- Employers must still exclude COVID-19 cases from the workplace and review CDPH guidance with respect to close contacts (Please Note: The CDPH recently clarified its ‘same indoor airspace’ close contact definition.). Employees who have close contact in the workplace must be offered testing at no cost during paid time – however, the general requirement to provide testing to symptomatic employees, irrespective of close contact in the workplace, is not present in the new standard.
- Employers must notify close contacts and the exposed workplace. The parallel notice procedure in the Labor Code will change as of January 1, 2023 per Assembly Bill 2693.
- Employers must provide face coverings and ensure they are worn by employees when required by CDPH regulation or order, subject to a number of defined exceptions. Employers also will need to provide respirators (e.g., N95 masks) to employees who are working indoors or in vehicles with more than one person upon request.
- The proposed regulation still contains outbreak requirements with additional COVID-19 prevention requirements.
- There are still employer-provided transport and housing requirements.
Employers are reminded that COVID-19 SPSL has been extended through the end of December 2022 (see Assembly Bill 152). There is no new eligibility, with employees being capped at a total potential number of hours of 80 for 2022. Additional testing is allowed to verify an employee’s eligibility for one of the categories of SPSL leave.

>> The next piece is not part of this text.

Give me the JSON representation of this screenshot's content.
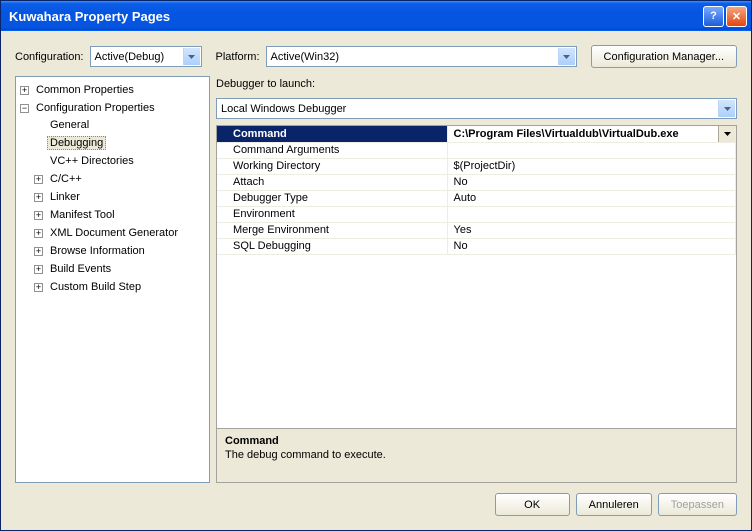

Certain small employers (less than 50 employees, but more than 25 employees) may be eligible for grants relating to paying SPSL.
If you have questions concerning your business’ compliance with COVID-19 regulations or general occupational safety and health regulations, please contact the attorneys at Sagaser, Watkins & Wieland, PC.